Cojean: Hip and Healthy Fast Food
Upscale health-conscious fast-food chain Cojean has become one of the most successful brands in the industry
Founded by a former McDonald’s employee, upscale sandwich chain Cojean is now one of the most successful in the industry. Trading on a concept of health-conscious fast food, the chic and trendy chain, which opened its doors in 2003, now counts twenty-three locations across the French capital and is looking to take its success further abroad.
Cojean reinvents the French restaurant scene
In 2000, hot off the back of resigning from his position as a Director of Research and Development at the hamburger giant McDonald’s, 45-year-old Alain Cojean began working on a business plan for a hip and healthy fast-food restaurant.
Looking to reinvent the French restaurant scene – dominated by brasseries serving up classic long French lunches, boulangerie baguettes, and American fast-food chains – he introduced an army of young and healthy employees kitted out in powder blue.
He gave the restaurants a minimalist and Zen dose of style: bright and light, painted with soft natural colours, and decorated with patches of grass.
And on the menu, vitamin juices packed with wheatgrass, spinach, or beetroot; sandwiches filled with figs or pears on whole-wheat nut packed breads; and salads bursting with quinoa and kale. At least four homemade soups are also prepared fresh every day, with one always lactose-free and another low-carbohydrate. Produce is organic and gluten free. Everything is made from fresh ingredients each day.
“We didn’t just want to make Cojean about eating quickly, but about offering a healthy daytime alternative to heavy French food,” says Fred Marquair, Cojean’s co-founder and friend of almost two decades.
Without a single piece of advertising or employing a public relations team, Cojean was profitable by 2006.
Changing face of French food
Other than carving out this new niche of hip and healthy, a premium positioning in the market, attracting an average spend of €13 per customer, has been key to success. The company also favours takeaway over on-site consumption, as a cost effective choice. Takeaway represents 70% of Cojean sales, whilst the fast food sector as a whole sees an average of 50%.
Alain Cojean has also played the game sensibly, moving slowly and cautiously, one new restaurant at a time, and avoiding the franchise route.

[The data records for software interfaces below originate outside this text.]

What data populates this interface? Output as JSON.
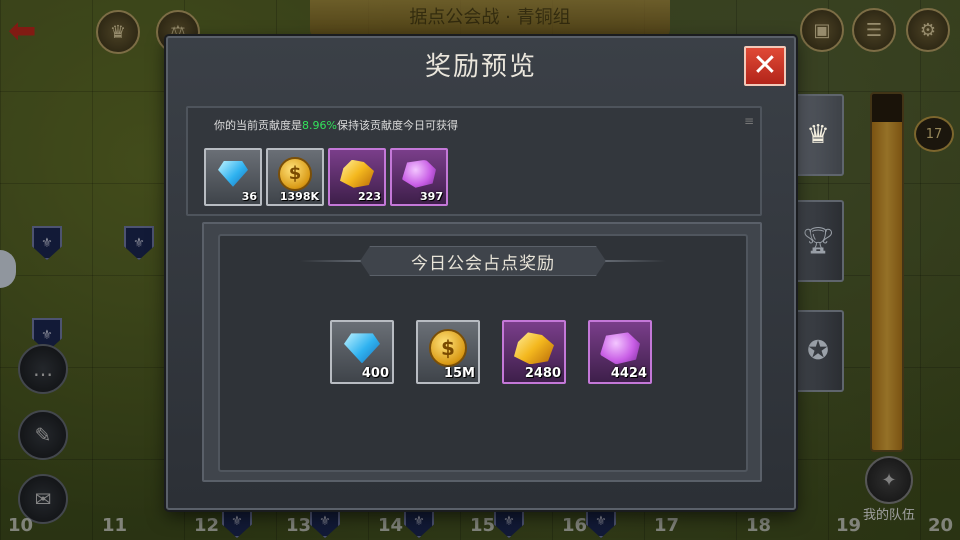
{
  "background": {
    "banner_title": "据点公会战 · 青铜组",
    "grid_numbers": [
      "10",
      "11",
      "12",
      "13",
      "14",
      "15",
      "16",
      "17",
      "18",
      "19",
      "20"
    ],
    "progress_level": "17",
    "progress_fraction": 0.92,
    "my_team_label": "我的队伍"
  },
  "dialog": {
    "title": "奖励预览",
    "close_icon": "close-x",
    "contribution": {
      "prefix": "你的当前贡献度是",
      "percent": "8.96%",
      "suffix": "保持该贡献度今日可获得"
    },
    "current_rewards": [
      {
        "icon": "diamond-icon",
        "qty": "36",
        "frame": "grey"
      },
      {
        "icon": "gold-coin-icon",
        "qty": "1398K",
        "frame": "grey"
      },
      {
        "icon": "gold-ore-icon",
        "qty": "223",
        "frame": "purple"
      },
      {
        "icon": "purple-ore-icon",
        "qty": "397",
        "frame": "purple"
      }
    ],
    "daily_section_title": "今日公会占点奖励",
    "daily_rewards": [
      {
        "icon": "diamond-icon",
        "qty": "400",
        "frame": "grey"
      },
      {
        "icon": "gold-coin-icon",
        "qty": "15M",
        "frame": "grey"
      },
      {
        "icon": "gold-ore-icon",
        "qty": "2480",
        "frame": "purple"
      },
      {
        "icon": "purple-ore-icon",
        "qty": "4424",
        "frame": "purple"
      }
    ]
  },
  "side_tabs": [
    {
      "icon": "crown-icon",
      "active": true
    },
    {
      "icon": "trophy-icon",
      "active": false
    },
    {
      "icon": "medal-icon",
      "active": false
    }
  ],
  "colors": {
    "percent_green": "#33e25b",
    "close_red": "#c8321f",
    "purple_frame": "#c478d8"
  }
}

But Cojean has also benefitted from a changing market, at a time when the traditional restaurant is in decline: 7 out of 10 French-lunchers now choose the convenience of fast food. And in 2014, for the first time, sales at fast food chains overtook those of traditional restaurants with table service, claiming 54% of total foodservice sales. The country known for Michelin stars and gastronomy is now the 2nd biggest consumer of fast food, and is Mc Donald’s 2nd largest market globally in terms of turnover (€4.3 billion in 2013).
Cojean’s success has also coincided with France’s shrinking lunch hour. A 2011 study by insurer Malakoff Mederic reports that the average lunch is now 22 minutes, replacing the 80 minutes taken in 1975.

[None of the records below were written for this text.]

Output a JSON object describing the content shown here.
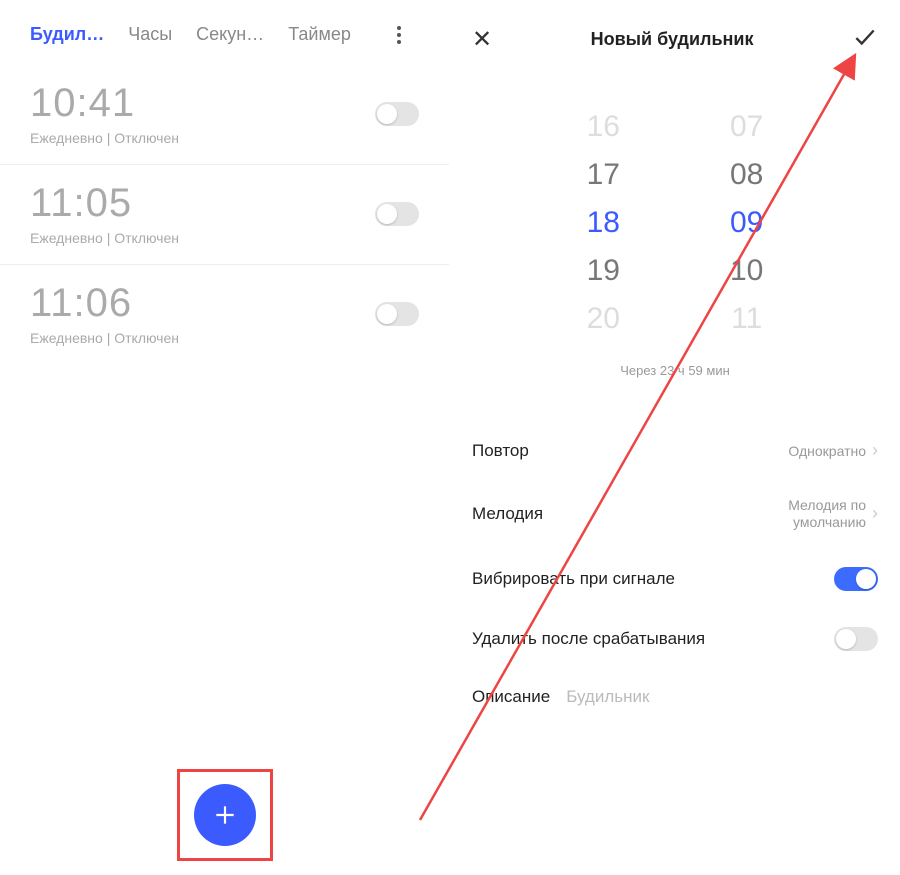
{
  "left": {
    "tabs": [
      "Будил…",
      "Часы",
      "Секун…",
      "Таймер"
    ],
    "active_tab_index": 0,
    "alarms": [
      {
        "time": "10:41",
        "desc": "Ежедневно | Отключен",
        "on": false
      },
      {
        "time": "11:05",
        "desc": "Ежедневно | Отключен",
        "on": false
      },
      {
        "time": "11:06",
        "desc": "Ежедневно | Отключен",
        "on": false
      }
    ]
  },
  "right": {
    "title": "Новый будильник",
    "picker": {
      "hours": [
        "16",
        "17",
        "18",
        "19",
        "20"
      ],
      "minutes": [
        "07",
        "08",
        "09",
        "10",
        "11"
      ],
      "selected_index": 2
    },
    "time_until": "Через 23 ч 59 мин",
    "settings": {
      "repeat_label": "Повтор",
      "repeat_value": "Однократно",
      "ringtone_label": "Мелодия",
      "ringtone_value": "Мелодия по умолчанию",
      "vibrate_label": "Вибрировать при сигнале",
      "vibrate_on": true,
      "delete_after_label": "Удалить после срабатывания",
      "delete_after_on": false,
      "description_label": "Описание",
      "description_placeholder": "Будильник"
    }
  },
  "annotation": {
    "arrow_color": "#e44",
    "highlight_fab": true
  }
}
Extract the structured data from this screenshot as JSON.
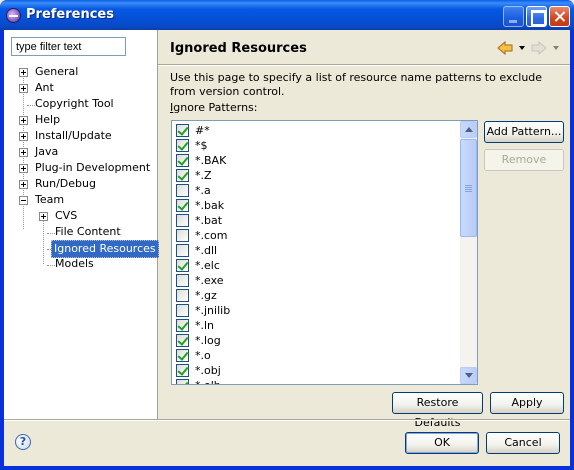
{
  "window": {
    "title": "Preferences"
  },
  "filter": {
    "placeholder": "type filter text",
    "value": "type filter text"
  },
  "tree": [
    {
      "label": "General"
    },
    {
      "label": "Ant"
    },
    {
      "label": "Copyright Tool"
    },
    {
      "label": "Help"
    },
    {
      "label": "Install/Update"
    },
    {
      "label": "Java"
    },
    {
      "label": "Plug-in Development"
    },
    {
      "label": "Run/Debug"
    },
    {
      "label": "Team"
    },
    {
      "label": "CVS"
    },
    {
      "label": "File Content"
    },
    {
      "label": "Ignored Resources"
    },
    {
      "label": "Models"
    }
  ],
  "page": {
    "title": "Ignored Resources",
    "description": "Use this page to specify a list of resource name patterns to exclude from version control.",
    "ignore_label_prefix": "I",
    "ignore_label_rest": "gnore Patterns:"
  },
  "patterns": [
    {
      "text": "#*",
      "checked": true
    },
    {
      "text": "*$",
      "checked": true
    },
    {
      "text": "*.BAK",
      "checked": true
    },
    {
      "text": "*.Z",
      "checked": true
    },
    {
      "text": "*.a",
      "checked": false
    },
    {
      "text": "*.bak",
      "checked": true
    },
    {
      "text": "*.bat",
      "checked": false
    },
    {
      "text": "*.com",
      "checked": false
    },
    {
      "text": "*.dll",
      "checked": false
    },
    {
      "text": "*.elc",
      "checked": true
    },
    {
      "text": "*.exe",
      "checked": false
    },
    {
      "text": "*.gz",
      "checked": false
    },
    {
      "text": "*.jnilib",
      "checked": false
    },
    {
      "text": "*.ln",
      "checked": true
    },
    {
      "text": "*.log",
      "checked": true
    },
    {
      "text": "*.o",
      "checked": true
    },
    {
      "text": "*.obj",
      "checked": true
    },
    {
      "text": "*.olb",
      "checked": true
    }
  ],
  "buttons": {
    "add_pattern": "Add Pattern...",
    "remove": "Remove",
    "restore_defaults": "Restore Defaults",
    "apply": "Apply",
    "ok": "OK",
    "cancel": "Cancel"
  },
  "icons": {
    "help": "?"
  },
  "colors": {
    "selection": "#316ac5",
    "titlebar": "#0451d8"
  }
}
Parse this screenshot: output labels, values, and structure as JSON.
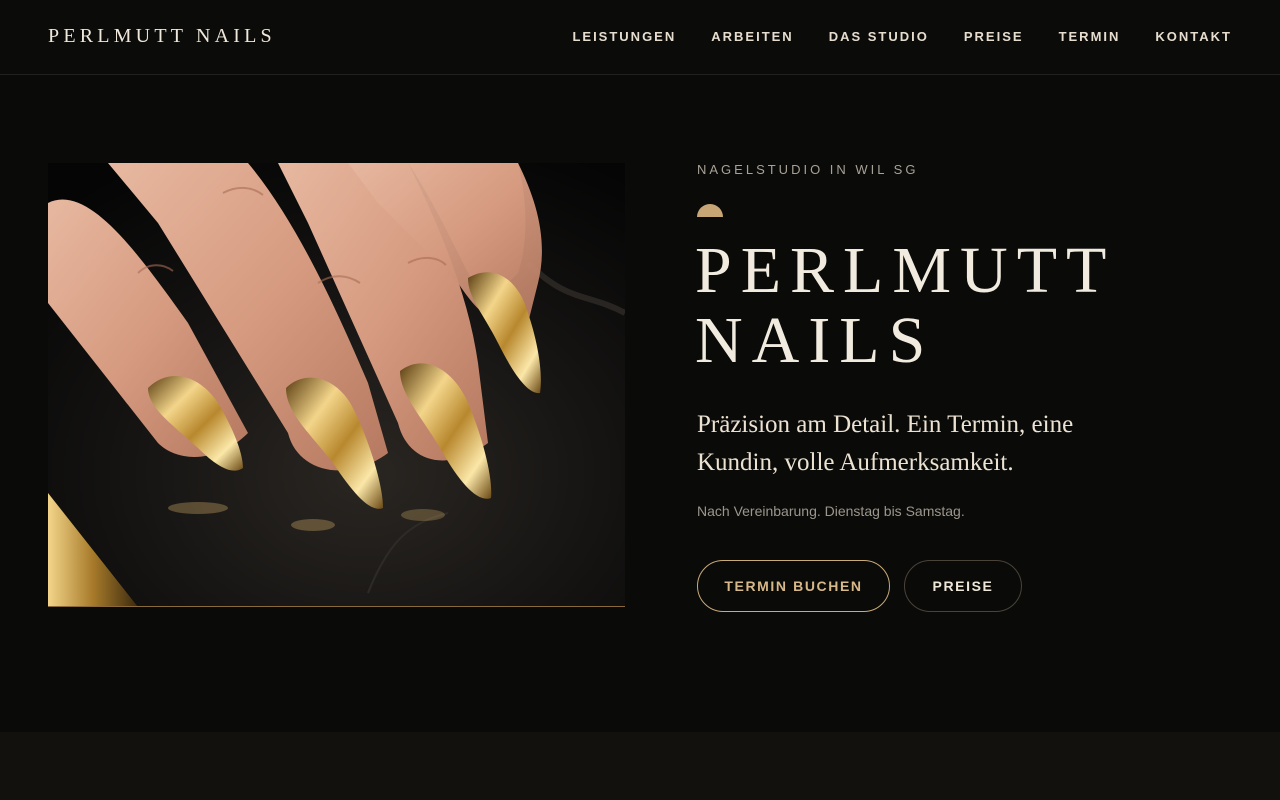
{
  "brand": {
    "logo": "PERLMUTT NAILS"
  },
  "nav": {
    "items": [
      {
        "label": "LEISTUNGEN"
      },
      {
        "label": "ARBEITEN"
      },
      {
        "label": "DAS STUDIO"
      },
      {
        "label": "PREISE"
      },
      {
        "label": "TERMIN"
      },
      {
        "label": "KONTAKT"
      }
    ]
  },
  "hero": {
    "kicker": "NAGELSTUDIO IN WIL SG",
    "title_line1": "PERLMUTT",
    "title_line2": "NAILS",
    "subtitle": "Präzision am Detail. Ein Termin, eine Kundin, volle Aufmerksamkeit.",
    "hours": "Nach Vereinbarung. Dienstag bis Samstag.",
    "primary_button": "TERMIN BUCHEN",
    "secondary_button": "PREISE",
    "image_icon": "hand-gold-nails-photo"
  },
  "colors": {
    "background": "#0a0a09",
    "accent_gold": "#c7a575",
    "text_light": "#efe7da",
    "text_muted": "#9c968c"
  }
}
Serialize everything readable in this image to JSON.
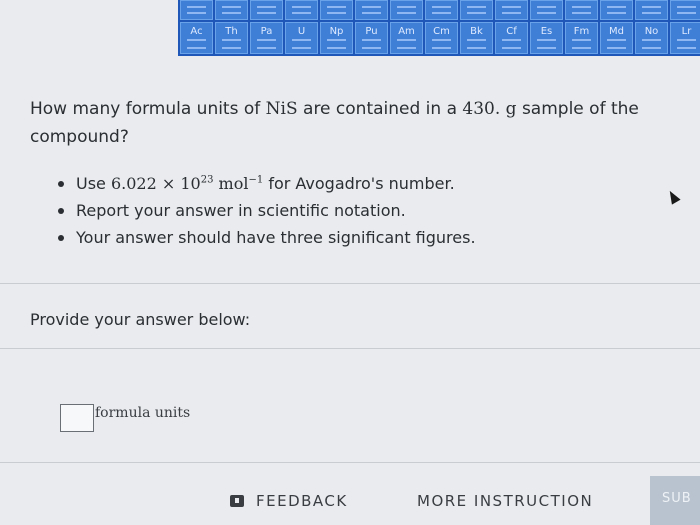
{
  "periodic_table": {
    "elements": [
      "Ac",
      "Th",
      "Pa",
      "U",
      "Np",
      "Pu",
      "Am",
      "Cm",
      "Bk",
      "Cf",
      "Es",
      "Fm",
      "Md",
      "No",
      "Lr"
    ]
  },
  "question": {
    "text_before": "How many formula units of ",
    "formula": "NiS",
    "text_middle": " are contained in a ",
    "mass": "430. g",
    "text_after": " sample of the compound?"
  },
  "bullets": {
    "b1_prefix": "Use ",
    "avogadro_mantissa": "6.022 × 10",
    "avogadro_exp": "23",
    "unit": " mol",
    "unit_exp": "−1",
    "b1_suffix": " for Avogadro's number.",
    "b2": "Report your answer in scientific notation.",
    "b3": "Your answer should have three significant figures."
  },
  "answer": {
    "prompt": "Provide your answer below:",
    "value": "",
    "unit_label": "formula units"
  },
  "footer": {
    "feedback_label": "FEEDBACK",
    "more_label": "MORE INSTRUCTION",
    "submit_label": "SUB"
  }
}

First steps outside of France
There is a similar atmosphere in London, which is good news for the company’s new boss Denis Hennequin, who is currently taking the chain across the channel.

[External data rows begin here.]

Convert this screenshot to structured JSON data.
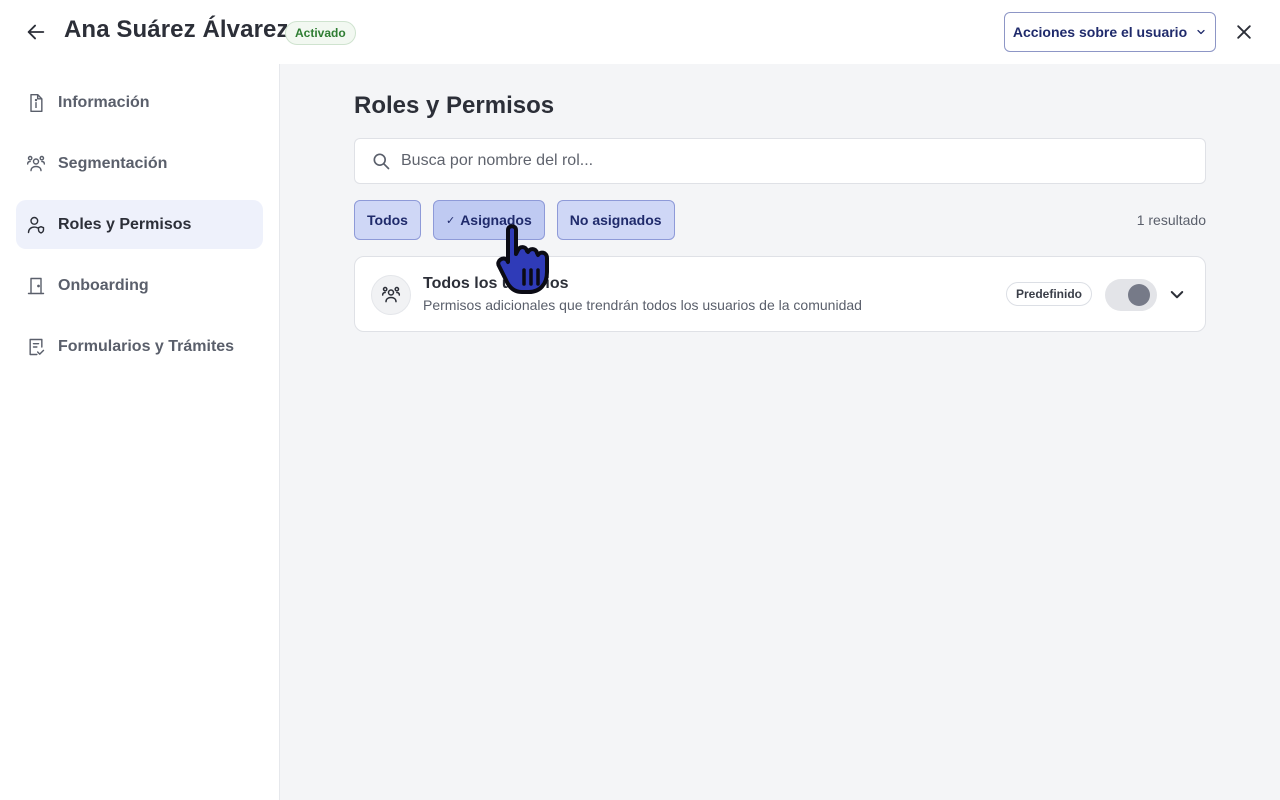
{
  "header": {
    "user_name": "Ana Suárez Álvarez",
    "status": "Activado",
    "actions_label": "Acciones sobre el usuario"
  },
  "sidebar": {
    "items": [
      {
        "label": "Información",
        "icon": "info-document-icon",
        "active": false
      },
      {
        "label": "Segmentación",
        "icon": "users-group-icon",
        "active": false
      },
      {
        "label": "Roles y Permisos",
        "icon": "user-shield-icon",
        "active": true
      },
      {
        "label": "Onboarding",
        "icon": "door-icon",
        "active": false
      },
      {
        "label": "Formularios y Trámites",
        "icon": "form-check-icon",
        "active": false
      }
    ]
  },
  "main": {
    "title": "Roles y Permisos",
    "search": {
      "placeholder": "Busca por nombre del rol...",
      "value": ""
    },
    "filters": [
      {
        "label": "Todos",
        "selected": false
      },
      {
        "label": "Asignados",
        "selected": true,
        "check": "✓"
      },
      {
        "label": "No asignados",
        "selected": false
      }
    ],
    "results": "1 resultado",
    "roles": [
      {
        "title": "Todos los usuarios",
        "description": "Permisos adicionales que trendrán todos los usuarios de la comunidad",
        "badge": "Predefinido",
        "enabled": true
      }
    ]
  },
  "colors": {
    "accent": "#1f2a6b",
    "chip_bg": "#cfd7f6",
    "active_nav_bg": "#eef1fb",
    "status_green": "#2e7d32",
    "main_bg": "#f4f5f7"
  }
}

Hennequin is the former President of McDonald’s Europe, and was Alain Cojean’s boss whilst he worked at the hamburger chain. Through his personal holding Green Jersey, Hennequin now owns 30% of Cojean International.
Certainly he will have his work cut out to win over a city already jam-packed with fast-food choice. Pret a Manger alone has 300 shops. But the example of Paul, which now counts 30 bakeries across London, certainly bodes well for a Cojean success.
The first restaurant will be opened in the City of London, right in the middle of the capital’s lunch-eating workforce. Hennequin has plans to open a few more locations in the British capital before going into other countries around the world.